Whether the opinions of the few outweigh the opinion of the many is an area that will be looked at as some Native Americans and other groups try to pressure the Washington Redskins to change their name in the name of political correctness. Photo R. Anderson

Whether the opinions of the few outweigh the opinions of the many is an area that will be looked at as some Native Americans and other groups try to pressure the Washington Redskins to change their name in the name of political correctness.
Photo R. Anderson

Reporters are there to report the facts. They are not there to become part of the story by getting on their bandwagons and following whatever is popular at the time.

While official stories covering the Washington Redskins should use the full name and not some variation of “the NFL team that plays in that stadium named after that delivery company” I am willing to give reporters some leeway in their opinion articles.

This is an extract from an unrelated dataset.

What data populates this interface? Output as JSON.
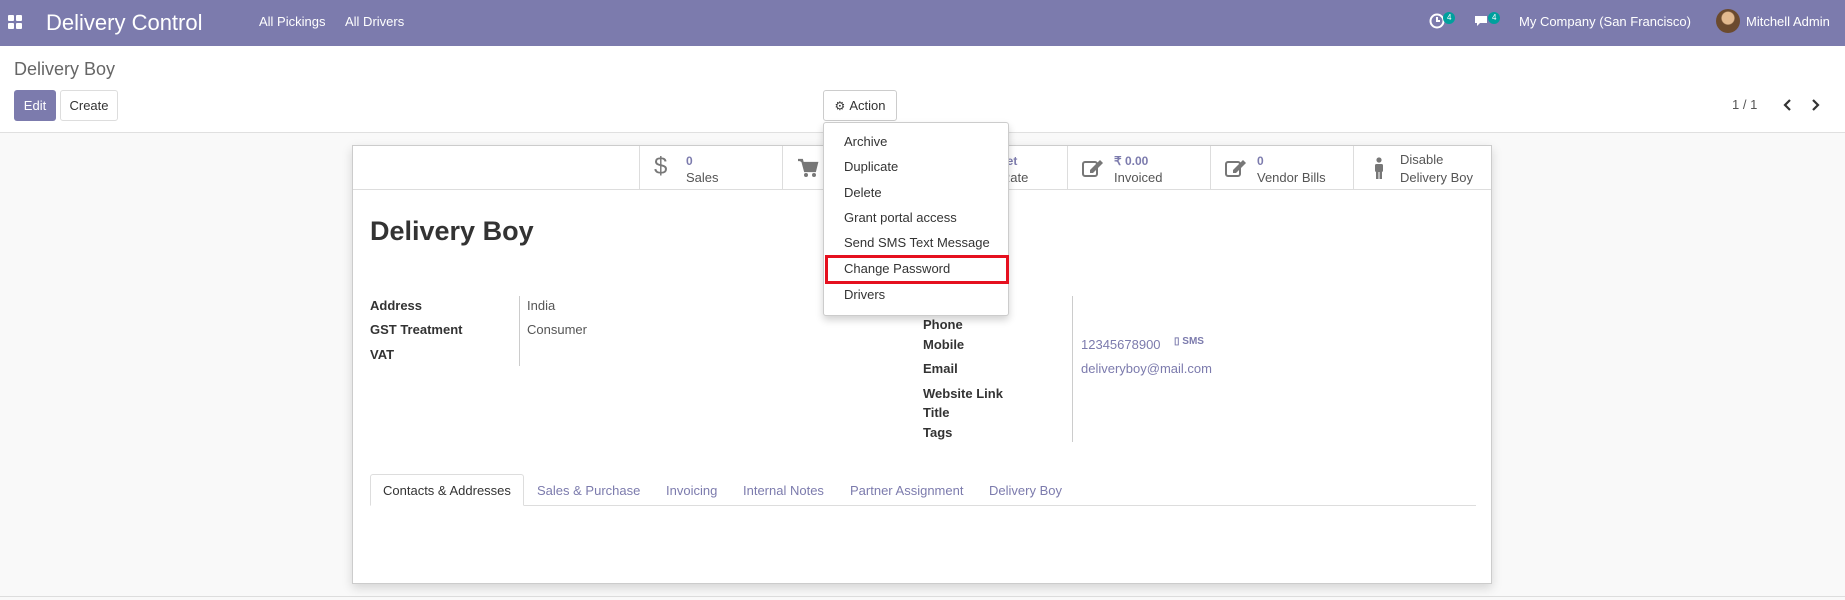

So, if someone wants to refrain from using the word Redskins in their opinion articles that is perfectly fine but when it starts creeping into post-game news articles than it has gone too far and has become misplaced grandstanding.

And while I know that there were grave injustices done to the Native Americans many centuries ago the revisionist history and seeking to appease every group needs to stop.

A small minority finds the name offensive. Granted they are a vocal minority but poll after poll suggests that the bulk of Americans do not want the name to be changed.

So are we to change the name to appease a minority while then inciting a larger majority who grew up with the name?

There is no perfect solution that will make everybody happy in this example.

A few years back colleges that had Native American inspired names for their mascots were forced to either change their names or get permission from Native Americans to keep it.

This is how Florida State University was able to remain the Seminoles after the Seminole Indian Tribe agreed the name was not offensive and other schools were forced to change names.

Using the logic of the Washington Redskin detractors the Cleveland Indians should be forced to change their name to the Cleveland Native Americans since “Indians” is deemed an offensive term to some just as a small minority finds “Redskins” to be offensive.

We live in a democracy which guarantees people have the right to express their opinions but it does not guarantee that every opinion held by every group is accepted. This is a majority rules society and the fact remains that a majority of the population wants the Washington Redskins to remain the Washington Redskins.

Of course Washington D.C. is no stranger to having people call for names of their franchises to be changed in the name of political correctness.  When I lived in Maryland the NBA team I followed was the Washington Bullets. Shortly after moving to Florida people were up in arms about such a violent name for a franchise so the Washington Bullets became the Washington Wizards.

Having a team named the Bullets does not mean that an area is going to be any more violent than another. There are Bullet trains named because they go fast, not because they kill people.

Not every word is offensive to everyone and if you dig hard enough every word can be offensive to someone.

Rational people need to make rational decisions about these things and having a few reporters boycott the use of words that they find offensive is definitely not the answer to finding a rational solution.

Now if you’ll excuse me, I still have some Washington Redskins cookie cake to eat.  Hail to the Redskins!

Copyright 2013 R. Anderson